Purchasing insurance can be frustrating sometimes, especially when you don’t understand why you are being asked certain questions or why specific factors may affect your insurance premium. We would like to explain the reason why insurance companies utilize one particular factor – your credit history – in determining your insurance premium. As stated, many insurance companies use credit-based scores to help determine a customer’s insurance premium through something called an insurance score. We would like to help you understand how your score is calculated and how it could impact what you pay for your policy by providing you with the following FAQ from Travelers Insurance. (Please note that the use of insurance scores varies by state.)
What is an insurance score?
Your score is compiled through a review of your credit history and any patterns that result. It may take into account your payment history, any outstanding debts, the length of your credit history, whether you’ve filed for bankruptcy, and any new applications for credit. The score is used to help insurance companies accurately assign an appropriate price available for your policy.
How does insurance scoring work?
Extensive research shows a correlation between credit history and insurance claim history – that those with certain patterns in their credit history are more likely to file insurance claims. Insurance scoring works by giving a higher score to those who are less likely to file claims and a lower score to those most likely to file claims.
An insurance score does not take into account income, race, gender, religion, marital status, national origin or geographic location. It only reviews your credit history.
Why do companies use insurance scores?
When insurance companies know the likelihood that a customer will file a claim, they can set rates that are accurate and appropriate for each customer. This enables carriers to offer insurance coverage to a broader range of customers and helps them determine your price.
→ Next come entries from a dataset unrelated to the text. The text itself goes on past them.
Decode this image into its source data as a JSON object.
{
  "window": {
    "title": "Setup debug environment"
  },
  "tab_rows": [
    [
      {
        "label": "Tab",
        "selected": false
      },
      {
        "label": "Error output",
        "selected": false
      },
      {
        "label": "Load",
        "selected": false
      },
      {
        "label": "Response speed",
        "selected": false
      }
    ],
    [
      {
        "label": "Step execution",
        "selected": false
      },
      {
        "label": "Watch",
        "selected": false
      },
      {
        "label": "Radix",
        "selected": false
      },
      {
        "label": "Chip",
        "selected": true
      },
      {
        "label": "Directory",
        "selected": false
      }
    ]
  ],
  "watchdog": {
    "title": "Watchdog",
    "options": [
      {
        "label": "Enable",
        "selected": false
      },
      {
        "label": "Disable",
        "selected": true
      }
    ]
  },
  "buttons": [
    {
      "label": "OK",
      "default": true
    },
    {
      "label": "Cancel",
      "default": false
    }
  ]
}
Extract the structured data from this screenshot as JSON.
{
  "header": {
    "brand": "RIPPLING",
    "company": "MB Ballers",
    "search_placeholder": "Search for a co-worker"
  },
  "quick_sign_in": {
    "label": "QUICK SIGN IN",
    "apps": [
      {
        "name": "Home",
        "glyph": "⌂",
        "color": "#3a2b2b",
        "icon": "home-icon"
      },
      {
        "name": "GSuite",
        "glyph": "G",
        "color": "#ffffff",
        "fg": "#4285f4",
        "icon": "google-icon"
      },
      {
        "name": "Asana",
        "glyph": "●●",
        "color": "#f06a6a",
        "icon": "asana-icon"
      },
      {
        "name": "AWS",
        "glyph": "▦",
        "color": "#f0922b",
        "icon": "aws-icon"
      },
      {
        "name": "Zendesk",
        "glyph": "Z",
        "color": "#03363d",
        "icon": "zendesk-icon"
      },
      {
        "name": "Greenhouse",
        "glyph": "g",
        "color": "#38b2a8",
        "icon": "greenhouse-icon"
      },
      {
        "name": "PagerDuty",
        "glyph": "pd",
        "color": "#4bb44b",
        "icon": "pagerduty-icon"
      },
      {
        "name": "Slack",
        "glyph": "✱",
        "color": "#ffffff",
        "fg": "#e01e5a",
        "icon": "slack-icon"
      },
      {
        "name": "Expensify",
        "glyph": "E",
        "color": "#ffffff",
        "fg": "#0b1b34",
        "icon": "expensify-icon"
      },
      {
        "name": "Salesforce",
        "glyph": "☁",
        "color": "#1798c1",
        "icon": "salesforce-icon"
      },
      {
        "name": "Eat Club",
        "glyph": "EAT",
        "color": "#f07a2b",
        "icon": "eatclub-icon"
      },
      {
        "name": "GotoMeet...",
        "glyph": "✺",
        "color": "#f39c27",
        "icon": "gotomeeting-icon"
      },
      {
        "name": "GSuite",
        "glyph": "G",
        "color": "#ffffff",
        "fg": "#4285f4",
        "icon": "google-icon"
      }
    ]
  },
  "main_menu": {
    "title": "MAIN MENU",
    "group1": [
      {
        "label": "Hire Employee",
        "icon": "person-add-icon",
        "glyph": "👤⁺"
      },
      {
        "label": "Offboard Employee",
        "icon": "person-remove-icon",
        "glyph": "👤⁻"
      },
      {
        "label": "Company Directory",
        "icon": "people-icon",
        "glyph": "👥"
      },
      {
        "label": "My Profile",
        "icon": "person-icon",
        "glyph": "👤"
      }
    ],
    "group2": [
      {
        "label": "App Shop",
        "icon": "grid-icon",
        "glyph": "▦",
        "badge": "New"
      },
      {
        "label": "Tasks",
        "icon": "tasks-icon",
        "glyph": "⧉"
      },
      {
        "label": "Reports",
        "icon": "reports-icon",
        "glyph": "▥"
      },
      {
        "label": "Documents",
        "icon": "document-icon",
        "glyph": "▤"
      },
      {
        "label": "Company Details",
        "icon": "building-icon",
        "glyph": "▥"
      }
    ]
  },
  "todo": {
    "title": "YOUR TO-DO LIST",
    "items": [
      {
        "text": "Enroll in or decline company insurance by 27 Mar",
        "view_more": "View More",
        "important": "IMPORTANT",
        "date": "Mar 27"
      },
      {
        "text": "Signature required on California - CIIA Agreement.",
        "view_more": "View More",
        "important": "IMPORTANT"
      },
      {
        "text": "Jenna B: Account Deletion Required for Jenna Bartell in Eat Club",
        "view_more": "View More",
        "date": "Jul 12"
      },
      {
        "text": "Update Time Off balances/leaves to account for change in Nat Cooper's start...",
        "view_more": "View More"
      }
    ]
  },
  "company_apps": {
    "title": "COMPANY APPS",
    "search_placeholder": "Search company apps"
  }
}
Although credit history helps predict the potential for future losses, it’s only one factor used in determining the cost of your policy. A driver’s age and prior claim history are two other important factors.
How do insurance companies use my insurance score?
Insurance companies uses your insurance score together with a number of other factors to determine the appropriate pricing level available to you. Generally speaking, customers who have higher insurance scores and no prior claims or accidents qualify for our better price.
For those customers with prior claims or accidents, a higher insurance score will help them qualify for a better rate than a similar customer who has a significantly lower insurance score. In turn, customers with no prior accidents or claims, but who have low insurance scores, may also qualify for a competitive rate.
What if there is an isolated problem on my credit report?
In most cases, an isolated instance of a late payment will not have a significant impact on your insurance score if you have an established pattern of responsible credit use. However, most insurance companies recognize that sometimes people face difficult circumstances, such as medical issues, divorce, or job loss. Most of our carriers have created Insurance Score Resource Centers (ISRC) to assist customers and independent agents with individual credit issues and circumstances.
The information in my credit history is personal and sensitive. What protection do I have against misuse?
Does my insurance agent have access to my credit report?
No. Your agent will not have access your credit-based insurance score or your credit report. This number is generated by the insurance carrier, not the broker, and ALWAYS remains private.
How can I improve my insurance score?
One of best things you can do is to make sure you pay your bills on time. You can also review the amount of credit you have and whether you’re up to your limit your credit card(s). Consider how to reduce your debt without creating additional credit activity. Also, review your credit report regularly. Additional recommendations on improving your credit score are available from the American Insurance Association (www.aiadc.org).
More information on insurance scores is available from the Insurance Information Institute (www.iii.org) HERE. Please call our office if you have any questions or concerns about how your insurance score or premium is determined. We work very hard on the behalf of our clients to make sure we provide them with the best premium and coverage available. We try to make the process very easy and explain everything along the way.
Source: Travelers Insurance